▸ YOUR GOAL
State how many lines of the data below hold the string "content", giving nothing but the number.

BEGIN SUPPLIED ENTRIES

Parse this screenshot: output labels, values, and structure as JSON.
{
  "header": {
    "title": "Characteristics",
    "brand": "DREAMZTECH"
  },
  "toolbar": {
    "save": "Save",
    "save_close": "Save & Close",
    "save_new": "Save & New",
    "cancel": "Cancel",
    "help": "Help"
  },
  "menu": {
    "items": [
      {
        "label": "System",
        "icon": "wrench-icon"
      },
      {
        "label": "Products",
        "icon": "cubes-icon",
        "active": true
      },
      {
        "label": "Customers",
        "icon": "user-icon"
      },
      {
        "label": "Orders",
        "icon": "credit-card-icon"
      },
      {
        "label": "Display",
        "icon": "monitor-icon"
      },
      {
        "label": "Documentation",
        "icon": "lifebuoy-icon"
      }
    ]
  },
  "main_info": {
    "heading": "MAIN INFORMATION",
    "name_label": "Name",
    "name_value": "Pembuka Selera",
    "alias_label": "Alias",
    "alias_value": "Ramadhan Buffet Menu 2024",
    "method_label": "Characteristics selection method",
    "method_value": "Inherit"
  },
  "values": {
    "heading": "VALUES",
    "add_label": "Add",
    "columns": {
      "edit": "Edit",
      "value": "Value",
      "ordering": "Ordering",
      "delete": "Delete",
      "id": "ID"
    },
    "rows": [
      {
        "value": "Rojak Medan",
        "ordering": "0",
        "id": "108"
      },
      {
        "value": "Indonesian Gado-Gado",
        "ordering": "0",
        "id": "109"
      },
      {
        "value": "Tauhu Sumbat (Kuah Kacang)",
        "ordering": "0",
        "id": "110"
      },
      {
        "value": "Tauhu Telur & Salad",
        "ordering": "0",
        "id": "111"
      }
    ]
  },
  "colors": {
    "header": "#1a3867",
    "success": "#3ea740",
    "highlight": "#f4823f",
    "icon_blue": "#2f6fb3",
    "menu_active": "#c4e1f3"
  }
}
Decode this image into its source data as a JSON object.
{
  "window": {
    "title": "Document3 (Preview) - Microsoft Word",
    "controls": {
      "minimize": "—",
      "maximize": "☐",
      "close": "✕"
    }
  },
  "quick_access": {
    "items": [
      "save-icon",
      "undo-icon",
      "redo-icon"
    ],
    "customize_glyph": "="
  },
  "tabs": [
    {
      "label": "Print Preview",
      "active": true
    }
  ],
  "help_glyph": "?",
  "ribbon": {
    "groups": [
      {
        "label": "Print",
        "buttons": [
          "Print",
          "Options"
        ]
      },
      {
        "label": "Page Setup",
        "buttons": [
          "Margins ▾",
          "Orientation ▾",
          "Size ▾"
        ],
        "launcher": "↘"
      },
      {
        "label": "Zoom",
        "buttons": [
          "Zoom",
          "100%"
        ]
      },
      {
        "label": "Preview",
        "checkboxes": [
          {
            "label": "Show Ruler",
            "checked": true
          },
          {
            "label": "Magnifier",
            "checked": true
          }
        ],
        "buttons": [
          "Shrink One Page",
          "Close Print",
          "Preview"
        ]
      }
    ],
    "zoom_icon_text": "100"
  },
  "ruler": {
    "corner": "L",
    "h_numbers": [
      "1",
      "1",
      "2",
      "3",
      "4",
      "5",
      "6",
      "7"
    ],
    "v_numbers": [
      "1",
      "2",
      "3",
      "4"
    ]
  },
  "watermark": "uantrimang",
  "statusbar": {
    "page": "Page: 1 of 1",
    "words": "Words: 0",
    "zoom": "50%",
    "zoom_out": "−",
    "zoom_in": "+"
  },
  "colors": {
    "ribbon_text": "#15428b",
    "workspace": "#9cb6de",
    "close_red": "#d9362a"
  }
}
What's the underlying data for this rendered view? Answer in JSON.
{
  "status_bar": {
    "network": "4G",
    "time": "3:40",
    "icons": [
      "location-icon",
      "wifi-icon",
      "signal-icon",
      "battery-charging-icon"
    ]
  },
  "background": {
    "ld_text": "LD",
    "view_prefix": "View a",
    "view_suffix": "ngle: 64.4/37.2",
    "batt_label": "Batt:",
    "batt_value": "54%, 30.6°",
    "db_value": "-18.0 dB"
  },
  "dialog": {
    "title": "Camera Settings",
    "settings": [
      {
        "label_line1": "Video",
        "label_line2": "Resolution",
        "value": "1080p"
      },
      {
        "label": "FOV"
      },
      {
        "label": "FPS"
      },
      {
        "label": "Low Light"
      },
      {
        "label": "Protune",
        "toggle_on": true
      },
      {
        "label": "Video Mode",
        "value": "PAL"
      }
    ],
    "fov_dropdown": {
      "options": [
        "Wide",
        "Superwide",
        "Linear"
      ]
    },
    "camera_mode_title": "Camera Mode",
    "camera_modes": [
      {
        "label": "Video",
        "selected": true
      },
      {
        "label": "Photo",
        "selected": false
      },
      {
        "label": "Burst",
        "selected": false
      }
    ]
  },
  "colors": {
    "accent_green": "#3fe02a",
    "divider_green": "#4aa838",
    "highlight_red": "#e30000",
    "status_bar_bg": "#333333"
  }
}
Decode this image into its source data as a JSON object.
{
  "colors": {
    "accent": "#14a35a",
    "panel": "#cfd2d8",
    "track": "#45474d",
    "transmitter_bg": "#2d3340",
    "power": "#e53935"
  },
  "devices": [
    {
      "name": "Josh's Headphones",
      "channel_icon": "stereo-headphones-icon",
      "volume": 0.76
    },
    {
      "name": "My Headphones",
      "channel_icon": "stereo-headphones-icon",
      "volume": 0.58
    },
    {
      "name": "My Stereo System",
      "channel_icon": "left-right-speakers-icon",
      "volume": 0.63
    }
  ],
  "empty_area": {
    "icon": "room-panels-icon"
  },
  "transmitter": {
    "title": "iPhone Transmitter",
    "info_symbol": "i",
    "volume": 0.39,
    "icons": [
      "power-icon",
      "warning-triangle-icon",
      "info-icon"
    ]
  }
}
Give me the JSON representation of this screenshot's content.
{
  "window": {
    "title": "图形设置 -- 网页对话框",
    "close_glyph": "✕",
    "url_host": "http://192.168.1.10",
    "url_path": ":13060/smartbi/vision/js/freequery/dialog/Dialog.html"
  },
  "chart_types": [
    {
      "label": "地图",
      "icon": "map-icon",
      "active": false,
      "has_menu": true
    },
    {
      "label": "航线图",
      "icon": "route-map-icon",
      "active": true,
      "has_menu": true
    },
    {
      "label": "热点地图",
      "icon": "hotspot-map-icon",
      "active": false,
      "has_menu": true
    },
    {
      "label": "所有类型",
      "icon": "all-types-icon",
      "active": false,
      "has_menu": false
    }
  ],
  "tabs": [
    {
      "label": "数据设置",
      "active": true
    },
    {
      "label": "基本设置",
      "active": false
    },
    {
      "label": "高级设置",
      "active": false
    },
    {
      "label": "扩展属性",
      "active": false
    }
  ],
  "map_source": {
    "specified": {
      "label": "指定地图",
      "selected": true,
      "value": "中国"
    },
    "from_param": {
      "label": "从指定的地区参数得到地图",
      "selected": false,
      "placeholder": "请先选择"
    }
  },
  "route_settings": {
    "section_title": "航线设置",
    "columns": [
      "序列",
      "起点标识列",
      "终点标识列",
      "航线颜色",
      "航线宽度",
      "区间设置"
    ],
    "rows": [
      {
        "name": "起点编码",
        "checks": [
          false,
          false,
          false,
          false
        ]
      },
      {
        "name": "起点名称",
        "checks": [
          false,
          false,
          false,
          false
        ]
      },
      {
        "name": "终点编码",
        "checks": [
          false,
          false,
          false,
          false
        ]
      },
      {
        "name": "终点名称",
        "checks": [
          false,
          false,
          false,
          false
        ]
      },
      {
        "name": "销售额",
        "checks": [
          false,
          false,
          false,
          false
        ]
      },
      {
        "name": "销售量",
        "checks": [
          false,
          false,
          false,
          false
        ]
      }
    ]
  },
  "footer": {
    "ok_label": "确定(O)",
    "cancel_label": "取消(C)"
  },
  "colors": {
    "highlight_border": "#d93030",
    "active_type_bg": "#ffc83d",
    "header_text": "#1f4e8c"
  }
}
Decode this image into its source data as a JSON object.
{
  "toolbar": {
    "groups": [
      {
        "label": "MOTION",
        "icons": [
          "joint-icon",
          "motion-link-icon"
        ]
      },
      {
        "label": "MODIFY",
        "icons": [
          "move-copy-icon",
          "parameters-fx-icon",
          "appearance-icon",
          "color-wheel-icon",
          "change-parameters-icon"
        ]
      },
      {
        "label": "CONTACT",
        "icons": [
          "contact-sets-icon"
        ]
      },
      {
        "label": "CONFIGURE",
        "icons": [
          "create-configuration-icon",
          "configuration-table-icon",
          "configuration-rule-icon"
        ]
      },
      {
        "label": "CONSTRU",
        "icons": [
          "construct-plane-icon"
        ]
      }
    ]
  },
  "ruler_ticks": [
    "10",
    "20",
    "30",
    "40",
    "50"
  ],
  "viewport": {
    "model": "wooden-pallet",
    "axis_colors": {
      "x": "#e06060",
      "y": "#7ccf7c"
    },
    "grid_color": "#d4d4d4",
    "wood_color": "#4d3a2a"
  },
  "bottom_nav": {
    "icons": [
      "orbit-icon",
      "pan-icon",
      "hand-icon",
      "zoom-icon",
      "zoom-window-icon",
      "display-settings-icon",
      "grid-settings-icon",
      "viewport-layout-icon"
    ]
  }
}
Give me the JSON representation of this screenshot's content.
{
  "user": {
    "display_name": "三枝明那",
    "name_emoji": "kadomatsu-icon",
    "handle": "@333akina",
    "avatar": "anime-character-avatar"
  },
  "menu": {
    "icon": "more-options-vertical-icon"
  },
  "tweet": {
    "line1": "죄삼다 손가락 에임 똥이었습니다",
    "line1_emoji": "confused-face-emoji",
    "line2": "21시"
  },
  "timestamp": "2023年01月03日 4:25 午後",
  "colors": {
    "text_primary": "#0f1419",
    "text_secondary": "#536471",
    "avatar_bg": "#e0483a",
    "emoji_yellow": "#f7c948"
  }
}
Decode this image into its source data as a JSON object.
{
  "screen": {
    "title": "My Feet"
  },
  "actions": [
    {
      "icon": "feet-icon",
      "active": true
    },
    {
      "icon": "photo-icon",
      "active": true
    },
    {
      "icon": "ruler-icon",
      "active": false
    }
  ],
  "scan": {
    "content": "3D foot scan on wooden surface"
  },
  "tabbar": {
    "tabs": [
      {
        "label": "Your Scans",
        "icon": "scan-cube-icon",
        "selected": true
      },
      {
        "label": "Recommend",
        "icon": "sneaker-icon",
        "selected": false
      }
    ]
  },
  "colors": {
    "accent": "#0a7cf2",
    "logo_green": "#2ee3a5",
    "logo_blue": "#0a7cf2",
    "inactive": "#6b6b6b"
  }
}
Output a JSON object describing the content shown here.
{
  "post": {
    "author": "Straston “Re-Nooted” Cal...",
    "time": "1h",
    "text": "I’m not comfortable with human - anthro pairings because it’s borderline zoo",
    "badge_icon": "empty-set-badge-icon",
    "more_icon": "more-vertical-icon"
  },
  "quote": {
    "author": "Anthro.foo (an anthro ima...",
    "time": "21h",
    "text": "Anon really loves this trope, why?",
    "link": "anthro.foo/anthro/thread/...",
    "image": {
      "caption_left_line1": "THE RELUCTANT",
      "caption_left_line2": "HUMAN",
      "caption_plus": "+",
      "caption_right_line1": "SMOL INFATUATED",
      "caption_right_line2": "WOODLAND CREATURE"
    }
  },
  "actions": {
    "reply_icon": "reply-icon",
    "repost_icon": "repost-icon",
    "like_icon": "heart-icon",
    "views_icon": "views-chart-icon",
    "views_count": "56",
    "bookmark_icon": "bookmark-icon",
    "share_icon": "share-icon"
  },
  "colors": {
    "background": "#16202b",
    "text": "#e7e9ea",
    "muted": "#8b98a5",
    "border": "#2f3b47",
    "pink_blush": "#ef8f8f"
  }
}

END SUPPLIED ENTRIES

▸ EXERCISE OUTPUT
4